◆ Activity
For each line below with the word "BuildingElementProxy", write out a copy.

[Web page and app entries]
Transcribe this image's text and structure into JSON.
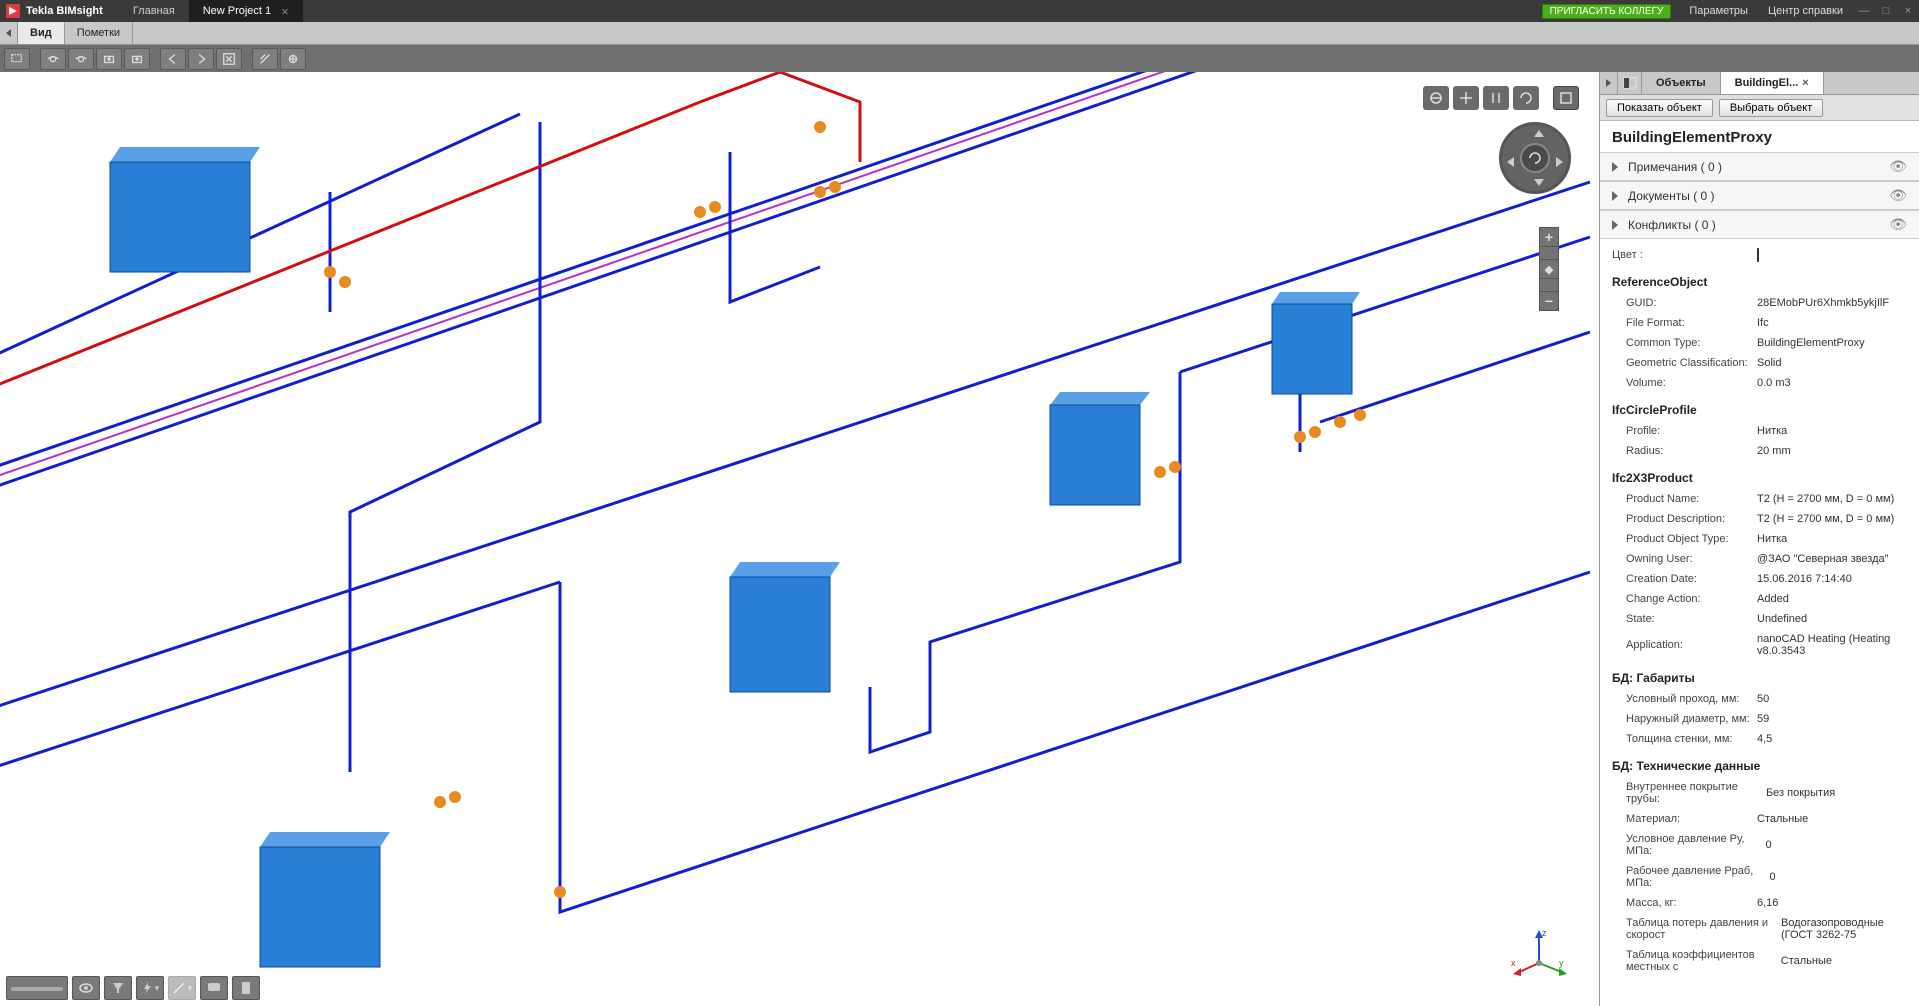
{
  "app": {
    "name": "Tekla BIMsight"
  },
  "top_tabs": {
    "home": "Главная",
    "project": "New Project 1"
  },
  "top_menu": {
    "invite": "ПРИГЛАСИТЬ КОЛЛЕГУ",
    "params": "Параметры",
    "help": "Центр справки"
  },
  "menubar": {
    "view": "Вид",
    "markup": "Пометки"
  },
  "right": {
    "tabs": {
      "objects": "Объекты",
      "elem": "BuildingEl..."
    },
    "actions": {
      "show": "Показать объект",
      "select": "Выбрать объект"
    },
    "title": "BuildingElementProxy",
    "acc": {
      "notes": "Примечания ( 0 )",
      "docs": "Документы ( 0 )",
      "conflicts": "Конфликты ( 0 )"
    },
    "color_label": "Цвет :",
    "sections": {
      "ref": "ReferenceObject",
      "circle": "IfcCircleProfile",
      "prod": "Ifc2X3Product",
      "dims": "БД: Габариты",
      "tech": "БД: Технические данные"
    },
    "props": {
      "guid_l": "GUID:",
      "guid_v": "28EMobPUr6Xhmkb5ykjIlF",
      "ff_l": "File Format:",
      "ff_v": "Ifc",
      "ct_l": "Common Type:",
      "ct_v": "BuildingElementProxy",
      "gc_l": "Geometric Classification:",
      "gc_v": "Solid",
      "vol_l": "Volume:",
      "vol_v": "0.0 m3",
      "prof_l": "Profile:",
      "prof_v": "Нитка",
      "rad_l": "Radius:",
      "rad_v": "20 mm",
      "pn_l": "Product Name:",
      "pn_v": "T2 (H = 2700 мм, D = 0 мм)",
      "pd_l": "Product Description:",
      "pd_v": "T2 (H = 2700 мм, D = 0 мм)",
      "pot_l": "Product Object Type:",
      "pot_v": "Нитка",
      "ou_l": "Owning User:",
      "ou_v": "@ЗАО \"Северная звезда\"",
      "cd_l": "Creation Date:",
      "cd_v": "15.06.2016 7:14:40",
      "ca_l": "Change Action:",
      "ca_v": "Added",
      "st_l": "State:",
      "st_v": "Undefined",
      "app_l": "Application:",
      "app_v": "nanoCAD Heating (Heating v8.0.3543",
      "up_l": "Условный проход, мм:",
      "up_v": "50",
      "nd_l": "Наружный диаметр, мм:",
      "nd_v": "59",
      "ts_l": "Толщина стенки, мм:",
      "ts_v": "4,5",
      "vp_l": "Внутреннее покрытие трубы:",
      "vp_v": "Без покрытия",
      "mat_l": "Материал:",
      "mat_v": "Стальные",
      "udp_l": "Условное давление Ру, МПа:",
      "udp_v": "0",
      "rdp_l": "Рабочее давление Рраб, МПа:",
      "rdp_v": "0",
      "mass_l": "Масса, кг:",
      "mass_v": "6,16",
      "tpd_l": "Таблица потерь давления и скорост",
      "tpd_v": "Водогазопроводные (ГОСТ 3262-75",
      "tkm_l": "Таблица коэффициентов местных с",
      "tkm_v": "Стальные"
    }
  }
}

◆ Result for this task
    "title": "BuildingElementProxy",
      "ct_v": "BuildingElementProxy",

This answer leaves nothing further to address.